The global rating agency said: “We consider HWL’s capitalization to be ‘strong’, particularly in a rising interest rate environment. Higher interest rates will reduce HWL’s insurance liabilities, leading to an improvement in the insurer’s capital cushion. will be better reflected in the company’s financial statements prepared in accordance with IFRS 17 in the future.

“In addition, HWL issued $750 million of subordinated debt in January 2022 to strengthen its capital adequacy. We estimate that HWL’s capital score, as measured by the Fitch Prism model, would not fall within the “Strong” category at the end of 2021 if the impact of interest rate increases on its capital position and liabilities is considered.

Korean accounting standards require life insurers to measure insurance liabilities at historical cost, while financial assets – which are classified at fair value through profit or loss – and available-for-sale instruments are measured on the basis of market value. The company experienced a decline in shareholders’ equity during the year due to losses associated with available-for-sale fixed income securities as a result of rising interest rates.

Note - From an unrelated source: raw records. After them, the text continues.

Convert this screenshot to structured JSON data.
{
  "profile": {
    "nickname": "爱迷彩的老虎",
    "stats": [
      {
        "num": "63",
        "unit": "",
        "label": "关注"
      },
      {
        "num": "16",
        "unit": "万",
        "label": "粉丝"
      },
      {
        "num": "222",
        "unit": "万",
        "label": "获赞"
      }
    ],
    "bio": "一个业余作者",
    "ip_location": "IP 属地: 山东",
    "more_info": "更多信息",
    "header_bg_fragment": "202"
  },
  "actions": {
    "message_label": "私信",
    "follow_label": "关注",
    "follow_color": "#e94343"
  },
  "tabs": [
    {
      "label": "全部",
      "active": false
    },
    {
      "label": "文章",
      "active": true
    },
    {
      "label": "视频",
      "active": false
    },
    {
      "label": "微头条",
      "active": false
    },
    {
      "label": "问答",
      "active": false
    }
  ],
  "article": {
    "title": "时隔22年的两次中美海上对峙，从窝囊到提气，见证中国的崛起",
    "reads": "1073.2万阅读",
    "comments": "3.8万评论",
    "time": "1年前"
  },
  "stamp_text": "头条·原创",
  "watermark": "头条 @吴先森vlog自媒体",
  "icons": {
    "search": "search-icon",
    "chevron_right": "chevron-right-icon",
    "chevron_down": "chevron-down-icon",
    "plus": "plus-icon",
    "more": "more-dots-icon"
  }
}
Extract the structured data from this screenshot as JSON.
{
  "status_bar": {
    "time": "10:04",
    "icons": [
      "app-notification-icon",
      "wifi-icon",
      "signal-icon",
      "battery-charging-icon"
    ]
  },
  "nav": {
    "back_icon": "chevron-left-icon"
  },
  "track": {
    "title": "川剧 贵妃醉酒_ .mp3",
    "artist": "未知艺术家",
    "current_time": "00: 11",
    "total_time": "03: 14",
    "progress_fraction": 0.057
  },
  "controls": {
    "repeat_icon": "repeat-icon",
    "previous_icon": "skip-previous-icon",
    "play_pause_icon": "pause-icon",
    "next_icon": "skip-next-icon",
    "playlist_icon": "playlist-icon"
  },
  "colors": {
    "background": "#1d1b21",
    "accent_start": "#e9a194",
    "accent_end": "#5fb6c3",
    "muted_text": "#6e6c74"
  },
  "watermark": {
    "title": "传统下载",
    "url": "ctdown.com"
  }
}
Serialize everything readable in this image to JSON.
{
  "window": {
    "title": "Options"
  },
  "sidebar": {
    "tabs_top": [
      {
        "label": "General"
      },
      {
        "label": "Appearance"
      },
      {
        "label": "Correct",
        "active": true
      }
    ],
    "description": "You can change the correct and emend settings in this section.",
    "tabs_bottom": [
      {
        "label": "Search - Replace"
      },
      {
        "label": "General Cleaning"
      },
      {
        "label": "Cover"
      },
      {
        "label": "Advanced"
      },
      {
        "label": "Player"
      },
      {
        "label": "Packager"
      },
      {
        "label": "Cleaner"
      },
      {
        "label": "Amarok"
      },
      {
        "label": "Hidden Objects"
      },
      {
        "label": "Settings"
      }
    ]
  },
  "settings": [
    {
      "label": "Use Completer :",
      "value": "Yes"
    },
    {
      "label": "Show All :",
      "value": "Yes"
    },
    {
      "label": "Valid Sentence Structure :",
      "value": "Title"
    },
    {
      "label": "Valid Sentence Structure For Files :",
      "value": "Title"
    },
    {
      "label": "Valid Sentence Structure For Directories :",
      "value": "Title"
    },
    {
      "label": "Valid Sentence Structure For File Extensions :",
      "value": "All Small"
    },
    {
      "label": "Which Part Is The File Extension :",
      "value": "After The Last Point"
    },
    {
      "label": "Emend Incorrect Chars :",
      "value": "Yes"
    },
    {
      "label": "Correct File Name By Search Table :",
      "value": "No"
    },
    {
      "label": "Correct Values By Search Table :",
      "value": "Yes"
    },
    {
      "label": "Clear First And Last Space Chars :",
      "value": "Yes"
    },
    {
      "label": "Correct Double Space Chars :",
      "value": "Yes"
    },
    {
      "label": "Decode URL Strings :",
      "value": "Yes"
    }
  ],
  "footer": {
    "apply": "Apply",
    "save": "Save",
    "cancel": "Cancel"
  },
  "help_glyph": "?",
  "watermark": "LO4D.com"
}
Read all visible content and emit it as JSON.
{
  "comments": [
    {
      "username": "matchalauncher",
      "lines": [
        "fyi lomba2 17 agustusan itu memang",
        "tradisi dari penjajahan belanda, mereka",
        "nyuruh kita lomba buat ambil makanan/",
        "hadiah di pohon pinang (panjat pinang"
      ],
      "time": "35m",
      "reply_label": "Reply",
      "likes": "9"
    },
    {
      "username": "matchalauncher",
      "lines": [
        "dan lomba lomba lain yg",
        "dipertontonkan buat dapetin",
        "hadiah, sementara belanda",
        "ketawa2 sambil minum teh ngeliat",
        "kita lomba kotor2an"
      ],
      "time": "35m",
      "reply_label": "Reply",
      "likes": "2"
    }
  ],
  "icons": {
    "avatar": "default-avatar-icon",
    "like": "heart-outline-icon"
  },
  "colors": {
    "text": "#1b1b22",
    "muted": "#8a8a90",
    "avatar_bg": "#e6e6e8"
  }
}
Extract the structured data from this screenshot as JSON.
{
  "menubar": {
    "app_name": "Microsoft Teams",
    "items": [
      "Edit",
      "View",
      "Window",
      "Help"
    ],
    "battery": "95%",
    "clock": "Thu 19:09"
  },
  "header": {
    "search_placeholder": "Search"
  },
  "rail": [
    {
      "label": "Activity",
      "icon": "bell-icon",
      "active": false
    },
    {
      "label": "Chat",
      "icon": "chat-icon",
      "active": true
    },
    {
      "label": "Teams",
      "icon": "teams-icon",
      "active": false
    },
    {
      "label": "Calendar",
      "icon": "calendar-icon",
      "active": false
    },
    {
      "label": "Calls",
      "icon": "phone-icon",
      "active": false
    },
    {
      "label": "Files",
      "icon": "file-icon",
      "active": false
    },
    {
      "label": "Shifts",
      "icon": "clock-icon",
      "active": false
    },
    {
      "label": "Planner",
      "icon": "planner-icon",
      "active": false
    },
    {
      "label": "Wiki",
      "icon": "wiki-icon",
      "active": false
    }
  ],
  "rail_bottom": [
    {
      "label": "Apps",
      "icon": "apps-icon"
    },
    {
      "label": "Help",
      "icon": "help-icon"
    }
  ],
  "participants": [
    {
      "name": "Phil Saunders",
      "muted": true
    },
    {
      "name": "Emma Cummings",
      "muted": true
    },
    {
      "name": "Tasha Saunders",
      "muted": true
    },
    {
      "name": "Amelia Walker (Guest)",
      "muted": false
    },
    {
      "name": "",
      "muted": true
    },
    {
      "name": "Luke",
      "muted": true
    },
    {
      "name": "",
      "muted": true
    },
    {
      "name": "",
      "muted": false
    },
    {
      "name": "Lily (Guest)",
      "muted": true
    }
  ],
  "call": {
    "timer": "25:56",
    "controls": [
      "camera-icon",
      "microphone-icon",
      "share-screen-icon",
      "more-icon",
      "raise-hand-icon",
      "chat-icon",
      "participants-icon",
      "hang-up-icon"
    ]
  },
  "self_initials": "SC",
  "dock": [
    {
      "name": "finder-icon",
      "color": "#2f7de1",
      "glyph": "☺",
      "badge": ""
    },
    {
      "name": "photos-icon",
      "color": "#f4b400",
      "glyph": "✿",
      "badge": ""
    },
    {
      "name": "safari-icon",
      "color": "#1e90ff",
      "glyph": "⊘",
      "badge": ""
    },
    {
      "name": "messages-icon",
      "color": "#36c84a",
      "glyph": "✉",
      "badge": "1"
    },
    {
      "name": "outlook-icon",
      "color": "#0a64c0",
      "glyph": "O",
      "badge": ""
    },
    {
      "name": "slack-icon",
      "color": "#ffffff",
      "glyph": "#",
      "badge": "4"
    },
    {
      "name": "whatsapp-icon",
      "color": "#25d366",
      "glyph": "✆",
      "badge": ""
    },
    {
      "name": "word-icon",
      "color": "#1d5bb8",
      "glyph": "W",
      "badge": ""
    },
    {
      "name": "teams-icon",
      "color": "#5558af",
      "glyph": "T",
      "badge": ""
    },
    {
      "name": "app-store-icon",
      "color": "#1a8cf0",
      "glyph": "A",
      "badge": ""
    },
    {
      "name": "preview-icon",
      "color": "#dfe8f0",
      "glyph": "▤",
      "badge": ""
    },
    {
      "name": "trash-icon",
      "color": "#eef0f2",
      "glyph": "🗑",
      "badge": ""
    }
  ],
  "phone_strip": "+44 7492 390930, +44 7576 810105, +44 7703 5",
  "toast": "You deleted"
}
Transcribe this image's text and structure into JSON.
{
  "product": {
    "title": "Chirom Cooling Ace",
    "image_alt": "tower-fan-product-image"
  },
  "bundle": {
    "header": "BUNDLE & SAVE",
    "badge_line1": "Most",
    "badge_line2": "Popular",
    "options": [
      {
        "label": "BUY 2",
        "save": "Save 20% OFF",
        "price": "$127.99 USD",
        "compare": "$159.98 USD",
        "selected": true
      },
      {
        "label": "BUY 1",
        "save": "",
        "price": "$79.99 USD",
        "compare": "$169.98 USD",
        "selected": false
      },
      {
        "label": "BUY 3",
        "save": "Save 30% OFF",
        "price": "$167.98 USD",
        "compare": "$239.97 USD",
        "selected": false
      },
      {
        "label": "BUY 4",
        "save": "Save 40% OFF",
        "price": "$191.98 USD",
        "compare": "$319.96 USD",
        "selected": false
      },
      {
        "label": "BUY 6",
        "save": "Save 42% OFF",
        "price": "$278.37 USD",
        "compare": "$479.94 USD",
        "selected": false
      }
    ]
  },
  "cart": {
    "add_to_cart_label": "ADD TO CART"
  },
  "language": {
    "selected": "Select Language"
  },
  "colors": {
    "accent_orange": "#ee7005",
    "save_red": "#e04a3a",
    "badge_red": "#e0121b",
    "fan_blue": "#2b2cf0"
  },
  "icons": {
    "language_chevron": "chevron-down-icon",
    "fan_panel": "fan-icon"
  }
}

The company’s financial leverage on a consolidated basis would have reached approximately 27% at the end of 3Q21 on a pro forma basis after issuing subordinated debt, which is within the guideline for IFS “A” rated insurers. HWL’s consolidated financial leverage stands at 19% at the end of 2020.

HWL’s risky asset ratio reached 214% in 3Q21, compared to 163% at the end of 2020. This was due to a higher allocation to equities and equity securities, including beneficiary certificates, coupled with a decline in capital equity in a context of losses on available-for-sale securities. Fitch believes that the risky asset ratio would be lower if VFL’s insurance liabilities were not valued at cost.


Fitch rates HWL’s corporate profile as ‘favorable’ due to a ‘favorable’ corporate profile and ‘moderate/favorable’ corporate governance, compared to that of other national life insurers . HWL has a strong business franchise, an extensive distribution network, a large scale of operations and a long history of operating in the domestic life insurance market. It had around 13% market share per asset over the past two years.

Fitch says HWL has continued to take a proactive approach to reducing costs associated with the burden of negative spread. It attempted to reduce the duration gap between assets and liabilities and placed more emphasis on spreading protection-type policies while easily changing its deposit rates in response to changing interest rates.